Sixty-seven years later, on the occasion of the publication of the book They Did Not Stop at Eboli: UNESCO and the Campaign against Illiteracy in a Reportage by David “Chim” Seymour and Texts by Carlo Levi (1950), which reproduces the entirety of the Seymour album, accompanied by analytical essays, the Courier presents another perspective of the photographer's work.
The historical context of Seymour's reportage was the fight against illiteracy led by the post-war Italian government and non-governmental associations such as the Unione Nazionale per la Lotta contro l'Analfabetismo (UNLA, the National League for the struggle against illiteracy). Illiteracy was rampant in the country’s south. In some regions, like Calabria, where Seymour travelled for his reportage, nearly fifty per cent of the population was illiterate at the time.
To combat this scourge, UNLA has contributed to the creation of many schools offering basic literacy classes for children and adults, since it was founded in 1947. The organization’s most original initiative has been the creation of People’s Cultural Centres across the country. Under the direction of an UNLA teacher, adults who have already benefited from literacy classes are able to continue their education by asking questions about their practical lives, but also more theoretical questions. The UNLA teacher tried to answer them with the support of professionals in the community – such as doctors, pharmacists, veterinarians, parish priests, etc.
UNESCO first took great interest in, and then supported the Italian campaign – clearly considering it very important, since the report was commissioned from one of the great photographers of the time.
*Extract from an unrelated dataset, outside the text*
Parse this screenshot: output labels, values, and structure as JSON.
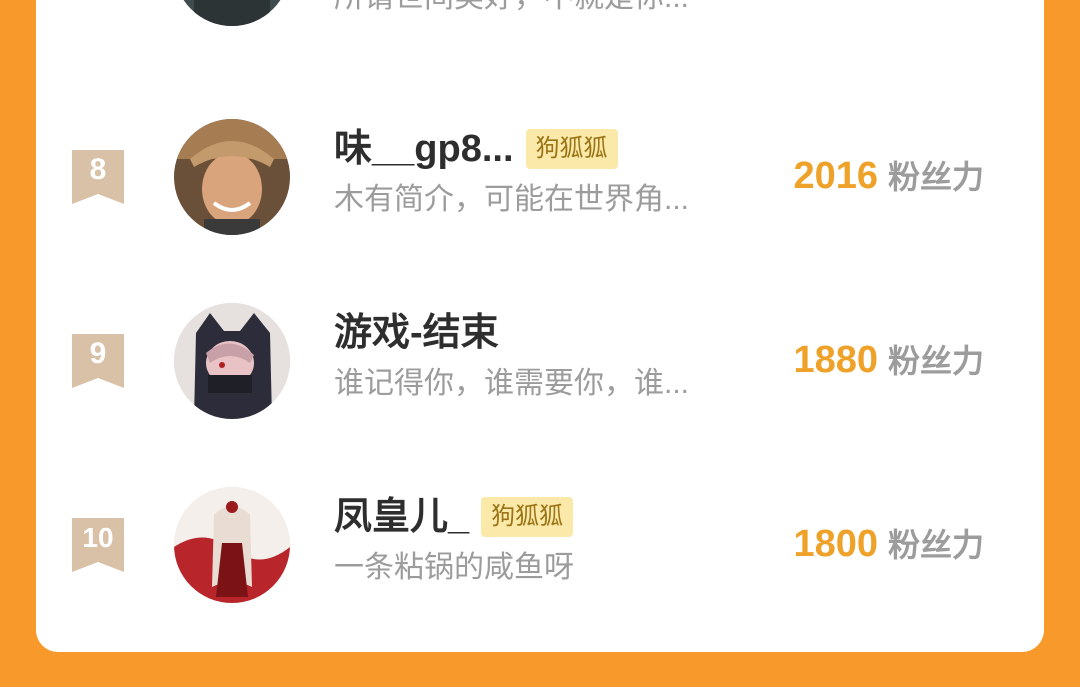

For his reportage, Seymour not only took hundreds of photos, but also wrote very detailed notes to accompany them. He provided distinct storylines or themes for groups of photographs, and even made suggestions of possible editorial selections. Some, but not all, of these choices were followed in the 1952 Courier article, and only a small part of the text was used. Sixty-seven years later, it is time to do justice to what Seymour noted.
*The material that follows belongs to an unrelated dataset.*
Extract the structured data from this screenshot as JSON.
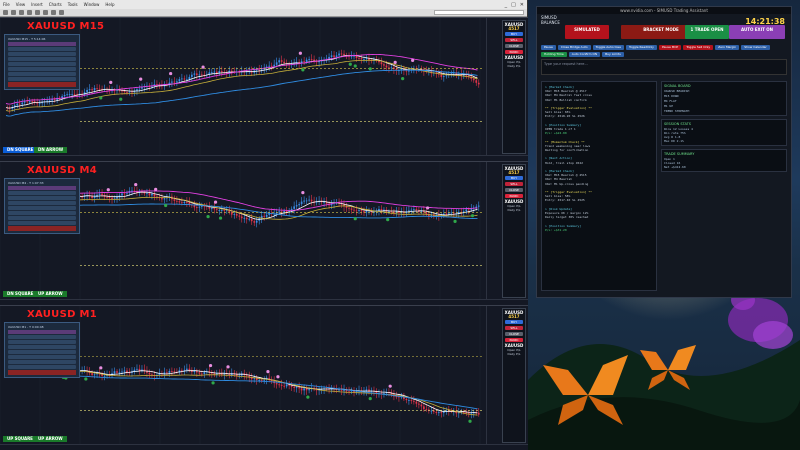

For instance, very little attention was given to Seymour's detailed observations on the condition of women in the context being analysed. In particular, in the text accompanying another series of photos of women learning to read (including the photo of the woman learning to read with her daughter reproduced in the 1952 article), Seymour highlights the linking of the literacy campaign with the application of equal opportunities measures to promote social progress.
The 1952 Courier article also reproduced one of Seymour's photos of women carrying loads on their heads. (In this article, we have reproduced another photo from this series [p. 26], digitized for They Did Not Stop at Eboli.) However, the caption accompanying this photo restricted its role. It was used to illustrate the fact that the workers had to be taught at evening classes, after a hard day in the fields.
Similarly, the 1952 article reproduced one of Seymour's photographs of men working in the fields. However, once again, the role of the photo was reduced by the caption, which illustrated the day's hard work, followed by evening classes. Reading Seymour's comments on one of his series of photographs of men working in the fields, however, one can appreciate the depth of his observations – as he stressed that educational campaigns had to go hand in hand with social and economic reforms.
This mise en abyme of the Courier illustrates how UNESCO's archives continue to shed light on past campaigns that remain of great relevance today – while highlighting how these campaigns were brought to the attention of readers.